◆ TASK DETAILS:
Where the word "name" shows up in a line below, that line is counted. State how many lines are counted, without any other words.

◆ MATERIAL TO PROCESS:
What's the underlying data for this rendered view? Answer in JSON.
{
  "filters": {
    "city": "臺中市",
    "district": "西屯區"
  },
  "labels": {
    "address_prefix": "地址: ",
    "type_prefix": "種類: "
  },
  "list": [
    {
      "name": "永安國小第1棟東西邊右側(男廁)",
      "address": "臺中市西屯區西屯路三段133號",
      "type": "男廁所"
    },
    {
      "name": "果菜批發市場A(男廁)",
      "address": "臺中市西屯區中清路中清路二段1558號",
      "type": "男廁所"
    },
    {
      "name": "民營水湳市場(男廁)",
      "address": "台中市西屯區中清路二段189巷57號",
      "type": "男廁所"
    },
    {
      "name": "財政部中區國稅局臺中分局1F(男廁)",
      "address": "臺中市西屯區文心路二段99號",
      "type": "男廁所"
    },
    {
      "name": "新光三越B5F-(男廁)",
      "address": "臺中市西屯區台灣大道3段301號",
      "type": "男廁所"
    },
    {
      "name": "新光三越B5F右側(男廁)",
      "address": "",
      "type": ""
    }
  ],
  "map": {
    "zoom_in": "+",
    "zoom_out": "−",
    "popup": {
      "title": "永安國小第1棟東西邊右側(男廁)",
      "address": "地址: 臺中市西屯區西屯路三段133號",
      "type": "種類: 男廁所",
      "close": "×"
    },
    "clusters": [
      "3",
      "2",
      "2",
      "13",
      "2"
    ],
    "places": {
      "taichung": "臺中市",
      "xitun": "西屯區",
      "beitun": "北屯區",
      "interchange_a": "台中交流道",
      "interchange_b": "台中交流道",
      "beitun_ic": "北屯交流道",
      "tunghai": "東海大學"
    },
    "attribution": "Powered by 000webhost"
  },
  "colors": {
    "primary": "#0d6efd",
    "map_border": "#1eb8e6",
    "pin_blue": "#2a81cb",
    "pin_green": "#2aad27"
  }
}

◆ EXERCISE ANSWER:
6